The move came after Secretary of State Rex Tillerson said the US holds Myanmar's military leadership "accountable" for the Rohingya refugee crisis, drawing a distinction with Aung San Suu Kyi's civilian government.
More than 600,000 members of the minority Muslim group have fled across the border into Bangladesh in an intensifying crisis that began in late August.
Militant attacks on Myanmar security forces in Rakhine sparked a major army crackdown on the group, who are labelled illegal Bengali immigrants by most Burmese.
"We express our gravest concern with recent events in Rakhine state and the violent, traumatic abuses Rohingya and other communities have endured," State Department spokeswoman Heather Nauert said in announcing a raft of measures.
"It is imperative that any individuals or entities responsible for atrocities, including non-state actors and vigilantes, be held accountable."
According to a statement, the State Department was "assessing authorities...to consider economic options available to target individuals associated with atrocities."
It added that the US had halted its consideration of travel waivers for senior Myanmar military leaders, and is weighing targeted individuals under the Global Magnitsky Act.
The measure allows the US executive branch to impose visa bans and sanctions on individuals anywhere in the world responsible for committing human rights violations.
"We are consulting with allies and partners on accountability options at the UN, the UN Human Rights Council, and other appropriate venues," added Nauert.
The US has also rescinded invitations to senior members of Myanmar's security forces to US-sponsored events and is pressing for "unhindered access" to the affected areas for a United Nations fact-finding mission, international organizations and the media.
Tillerson warned last week the world won't stand and "be witness to the atrocities that have been reported," adding that the military must be disciplined and "restrained."
Myanmar's army chief Min Aung Hlaing defended his forces on Tuesday.
"One-sided statements and accusations against Myanmar and security members over the terror attacks of extremist Bengalis in the west of Rakhine State are totally untrue," he said in a post on his Facebook page Tuesday.

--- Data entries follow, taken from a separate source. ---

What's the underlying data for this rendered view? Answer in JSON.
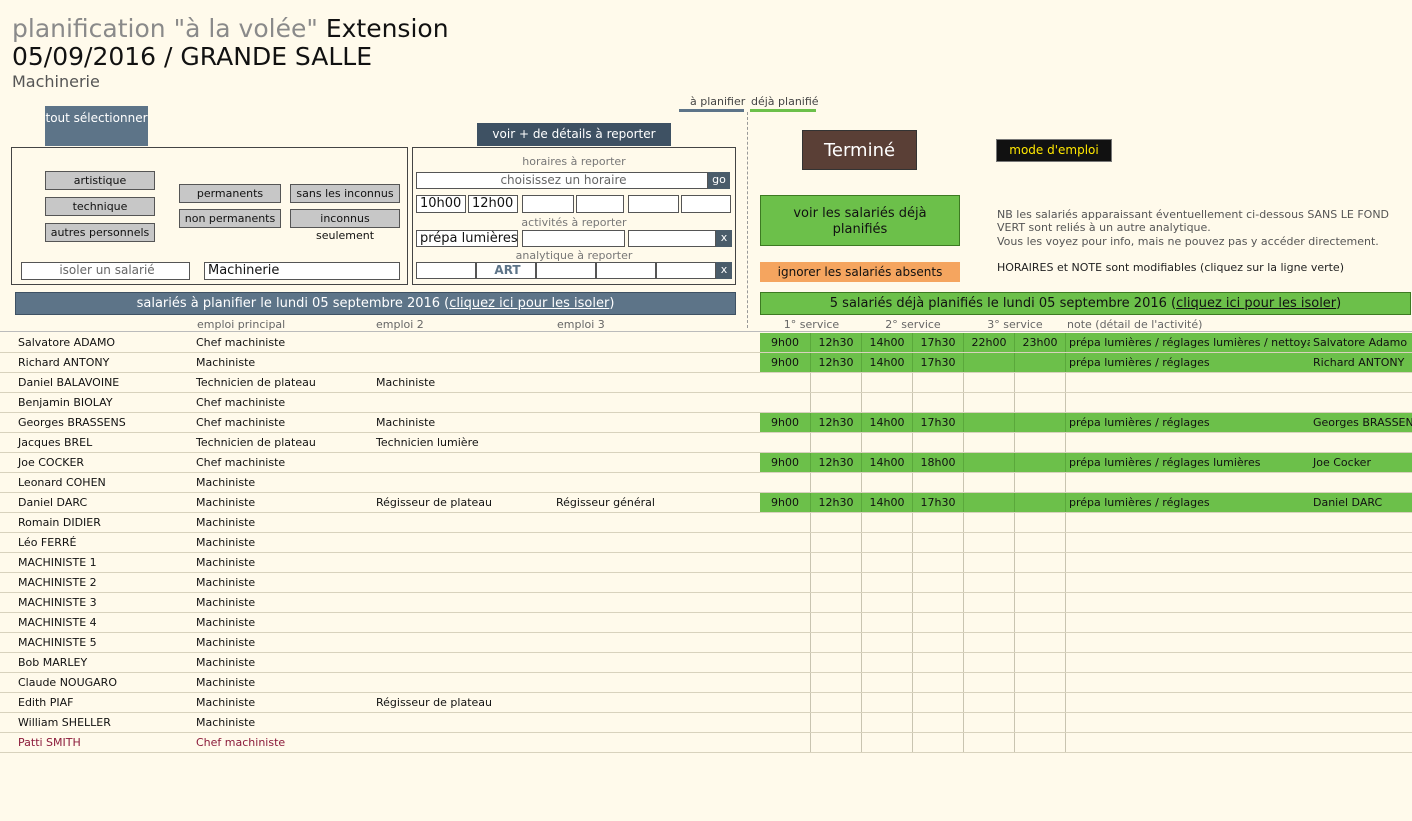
{
  "header": {
    "title_grey": "planification \"à la volée\"",
    "title_black": "Extension",
    "date_line": "05/09/2016 / GRANDE SALLE",
    "service": "Machinerie"
  },
  "legend": {
    "to_plan": "à planifier",
    "planned": "déjà planifié",
    "to_plan_color": "#5d7488",
    "planned_color": "#6cc04a"
  },
  "filters": {
    "select_all": "tout sélectionner",
    "details_tab": "voir + de détails à reporter",
    "categories": [
      "artistique",
      "technique",
      "autres personnels"
    ],
    "contract": [
      "permanents",
      "non permanents"
    ],
    "unknowns": [
      "sans les inconnus",
      "inconnus seulement"
    ],
    "isolate_placeholder": "isoler un salarié",
    "service_value": "Machinerie"
  },
  "report": {
    "hours_label": "horaires à reporter",
    "hours_placeholder": "choisissez un horaire",
    "go": "go",
    "hours": [
      "10h00",
      "12h00",
      "",
      "",
      "",
      ""
    ],
    "activities_label": "activités à reporter",
    "activities": [
      "prépa lumières",
      "",
      ""
    ],
    "analytic_label": "analytique à reporter",
    "analytic": [
      "",
      "ART",
      "",
      "",
      ""
    ],
    "clear": "x"
  },
  "actions": {
    "done": "Terminé",
    "help": "mode d'emploi",
    "see_planned": "voir les salariés déjà planifiés",
    "ignore_absent": "ignorer les salariés absents"
  },
  "notes": {
    "nb": "NB les salariés apparaissant éventuellement ci-dessous SANS LE FOND VERT sont reliés à un autre analytique.",
    "nb2": "Vous les voyez pour info, mais ne pouvez pas y accéder directement.",
    "editable": "HORAIRES et NOTE sont modifiables (cliquez sur la ligne verte)"
  },
  "left_panel": {
    "header_prefix": "salariés à planifier le lundi 05 septembre 2016 (",
    "header_link": "cliquez ici pour les isoler",
    "header_suffix": ")",
    "columns": [
      "emploi principal",
      "emploi 2",
      "emploi 3"
    ]
  },
  "right_panel": {
    "header_prefix": "5 salariés déjà planifiés le lundi 05 septembre 2016 (",
    "header_link": "cliquez ici pour les isoler",
    "header_suffix": ")",
    "columns": [
      "1° service",
      "2° service",
      "3° service",
      "note (détail de l'activité)"
    ]
  },
  "rows": [
    {
      "name": "Salvatore ADAMO",
      "job1": "Chef machiniste",
      "job2": "",
      "job3": "",
      "times": [
        "9h00",
        "12h30",
        "14h00",
        "17h30",
        "22h00",
        "23h00"
      ],
      "note": "prépa lumières / réglages lumières / nettoyage",
      "who": "Salvatore Adamo",
      "planned": true
    },
    {
      "name": "Richard ANTONY",
      "job1": "Machiniste",
      "job2": "",
      "job3": "",
      "times": [
        "9h00",
        "12h30",
        "14h00",
        "17h30",
        "",
        ""
      ],
      "note": "prépa lumières / réglages",
      "who": "Richard ANTONY",
      "planned": true
    },
    {
      "name": "Daniel BALAVOINE",
      "job1": "Technicien de plateau",
      "job2": "Machiniste",
      "job3": "",
      "times": [
        "",
        "",
        "",
        "",
        "",
        ""
      ],
      "note": "",
      "who": "",
      "planned": false
    },
    {
      "name": "Benjamin BIOLAY",
      "job1": "Chef machiniste",
      "job2": "",
      "job3": "",
      "times": [
        "",
        "",
        "",
        "",
        "",
        ""
      ],
      "note": "",
      "who": "",
      "planned": false
    },
    {
      "name": "Georges BRASSENS",
      "job1": "Chef machiniste",
      "job2": "Machiniste",
      "job3": "",
      "times": [
        "9h00",
        "12h30",
        "14h00",
        "17h30",
        "",
        ""
      ],
      "note": "prépa lumières / réglages",
      "who": "Georges BRASSENS",
      "planned": true
    },
    {
      "name": "Jacques BREL",
      "job1": "Technicien de plateau",
      "job2": "Technicien lumière",
      "job3": "",
      "times": [
        "",
        "",
        "",
        "",
        "",
        ""
      ],
      "note": "",
      "who": "",
      "planned": false
    },
    {
      "name": "Joe COCKER",
      "job1": "Chef machiniste",
      "job2": "",
      "job3": "",
      "times": [
        "9h00",
        "12h30",
        "14h00",
        "18h00",
        "",
        ""
      ],
      "note": "prépa lumières / réglages lumières",
      "who": "Joe Cocker",
      "planned": true
    },
    {
      "name": "Leonard COHEN",
      "job1": "Machiniste",
      "job2": "",
      "job3": "",
      "times": [
        "",
        "",
        "",
        "",
        "",
        ""
      ],
      "note": "",
      "who": "",
      "planned": false
    },
    {
      "name": "Daniel DARC",
      "job1": "Machiniste",
      "job2": "Régisseur de plateau",
      "job3": "Régisseur général",
      "times": [
        "9h00",
        "12h30",
        "14h00",
        "17h30",
        "",
        ""
      ],
      "note": "prépa lumières / réglages",
      "who": "Daniel DARC",
      "planned": true
    },
    {
      "name": "Romain DIDIER",
      "job1": "Machiniste",
      "job2": "",
      "job3": "",
      "times": [
        "",
        "",
        "",
        "",
        "",
        ""
      ],
      "note": "",
      "who": "",
      "planned": false
    },
    {
      "name": "Léo FERRÉ",
      "job1": "Machiniste",
      "job2": "",
      "job3": "",
      "times": [
        "",
        "",
        "",
        "",
        "",
        ""
      ],
      "note": "",
      "who": "",
      "planned": false
    },
    {
      "name": "MACHINISTE 1",
      "job1": "Machiniste",
      "job2": "",
      "job3": "",
      "times": [
        "",
        "",
        "",
        "",
        "",
        ""
      ],
      "note": "",
      "who": "",
      "planned": false
    },
    {
      "name": "MACHINISTE 2",
      "job1": "Machiniste",
      "job2": "",
      "job3": "",
      "times": [
        "",
        "",
        "",
        "",
        "",
        ""
      ],
      "note": "",
      "who": "",
      "planned": false
    },
    {
      "name": "MACHINISTE 3",
      "job1": "Machiniste",
      "job2": "",
      "job3": "",
      "times": [
        "",
        "",
        "",
        "",
        "",
        ""
      ],
      "note": "",
      "who": "",
      "planned": false
    },
    {
      "name": "MACHINISTE 4",
      "job1": "Machiniste",
      "job2": "",
      "job3": "",
      "times": [
        "",
        "",
        "",
        "",
        "",
        ""
      ],
      "note": "",
      "who": "",
      "planned": false
    },
    {
      "name": "MACHINISTE 5",
      "job1": "Machiniste",
      "job2": "",
      "job3": "",
      "times": [
        "",
        "",
        "",
        "",
        "",
        ""
      ],
      "note": "",
      "who": "",
      "planned": false
    },
    {
      "name": "Bob MARLEY",
      "job1": "Machiniste",
      "job2": "",
      "job3": "",
      "times": [
        "",
        "",
        "",
        "",
        "",
        ""
      ],
      "note": "",
      "who": "",
      "planned": false
    },
    {
      "name": "Claude NOUGARO",
      "job1": "Machiniste",
      "job2": "",
      "job3": "",
      "times": [
        "",
        "",
        "",
        "",
        "",
        ""
      ],
      "note": "",
      "who": "",
      "planned": false
    },
    {
      "name": "Edith PIAF",
      "job1": "Machiniste",
      "job2": "Régisseur de plateau",
      "job3": "",
      "times": [
        "",
        "",
        "",
        "",
        "",
        ""
      ],
      "note": "",
      "who": "",
      "planned": false
    },
    {
      "name": "William SHELLER",
      "job1": "Machiniste",
      "job2": "",
      "job3": "",
      "times": [
        "",
        "",
        "",
        "",
        "",
        ""
      ],
      "note": "",
      "who": "",
      "planned": false
    },
    {
      "name": "Patti SMITH",
      "job1": "Chef machiniste",
      "job2": "",
      "job3": "",
      "times": [
        "",
        "",
        "",
        "",
        "",
        ""
      ],
      "note": "",
      "who": "",
      "planned": false,
      "highlight": true
    }
  ]
}
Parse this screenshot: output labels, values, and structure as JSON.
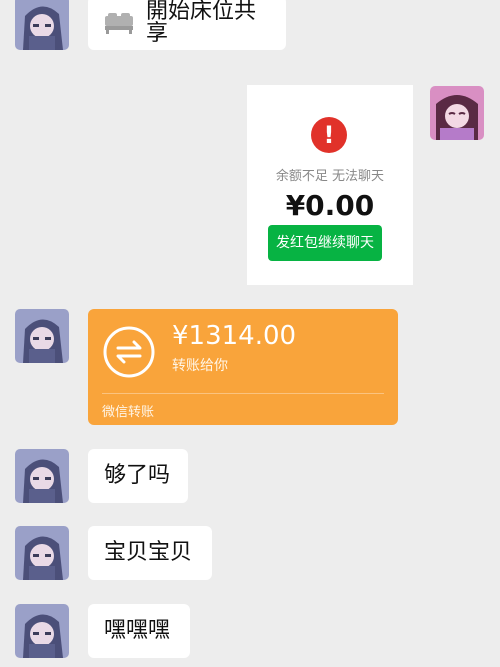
{
  "messages": {
    "bed_share": {
      "icon": "bed-icon",
      "text": "開始床位共享"
    },
    "balance_notice": {
      "icon": "exclamation-circle-icon",
      "message": "余额不足 无法聊天",
      "amount": "¥0.00",
      "button": "发红包继续聊天"
    },
    "transfer": {
      "icon": "transfer-arrows-icon",
      "amount": "¥1314.00",
      "description": "转账给你",
      "footer": "微信转账"
    },
    "text1": "够了吗",
    "text2": "宝贝宝贝",
    "text3": "嘿嘿嘿"
  },
  "colors": {
    "background": "#ededed",
    "bubble": "#ffffff",
    "transfer": "#f9a43b",
    "button": "#07b343",
    "warning": "#e1322a"
  }
}
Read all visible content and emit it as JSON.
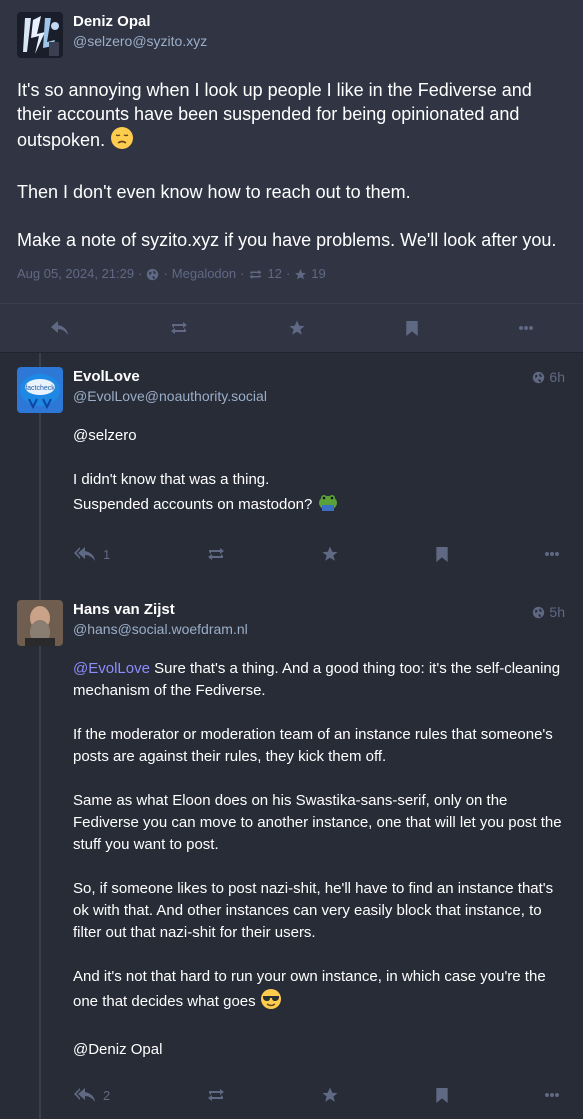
{
  "main": {
    "author": {
      "display_name": "Deniz Opal",
      "handle": "@selzero@syzito.xyz"
    },
    "paragraphs": [
      "It's so annoying when I look up people I like in the Fediverse and their accounts have been suspended for being opinionated and outspoken.",
      "Then I don't even know how to reach out to them.",
      "Make a note of  syzito.xyz if you have problems. We'll look after you."
    ],
    "emoji_p1": "disappointed-face",
    "meta": {
      "date": "Aug 05, 2024, 21:29",
      "separator": "·",
      "app": "Megalodon",
      "boosts": "12",
      "favourites": "19"
    }
  },
  "replies": [
    {
      "author": {
        "display_name": "EvolLove",
        "handle": "@EvolLove@noauthority.social"
      },
      "avatar_text": "factcheck",
      "time": "6h",
      "paragraphs": [
        "@selzero"
      ],
      "line2a": "I didn't know that was a thing.",
      "line2b": "Suspended accounts on mastodon?",
      "emoji": "frog",
      "reply_count": "1"
    },
    {
      "author": {
        "display_name": "Hans van Zijst",
        "handle": "@hans@social.woefdram.nl"
      },
      "time": "5h",
      "mention": "@EvolLove",
      "p1_rest": " Sure that's a thing. And a good thing too: it's the self-cleaning mechanism of the Fediverse.",
      "p2": "If the moderator or moderation team of an instance rules that someone's posts are against their rules, they kick them off.",
      "p3": "Same as what Eloon does on his Swastika-sans-serif, only on the Fediverse you can move to another instance, one that will let you post the stuff you want to post.",
      "p4": "So, if someone likes to post nazi-shit, he'll have to find an instance that's ok with that. And other instances can very easily block that instance, to filter out that nazi-shit for their users.",
      "p5": "And it's not that hard to run your own instance, in which case you're the one that decides what goes",
      "p6": "@Deniz Opal",
      "emoji": "sunglasses-face",
      "reply_count": "2"
    }
  ],
  "colors": {
    "bg": "#282c37",
    "main_bg": "#313543",
    "muted": "#606984",
    "handle": "#9baec8",
    "mention": "#8c8dff"
  },
  "icons": [
    "reply-icon",
    "boost-icon",
    "star-icon",
    "bookmark-icon",
    "more-icon",
    "globe-icon"
  ]
}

Supporters say Rohingyas have been systematically deprived of basic rights over decades in majority Buddhist Myanmar.
In the latest crackdown, Myanmar's security forces have fired indiscriminately on unarmed civilians, including children, and committed widespread sexual violence, according to UN investigators.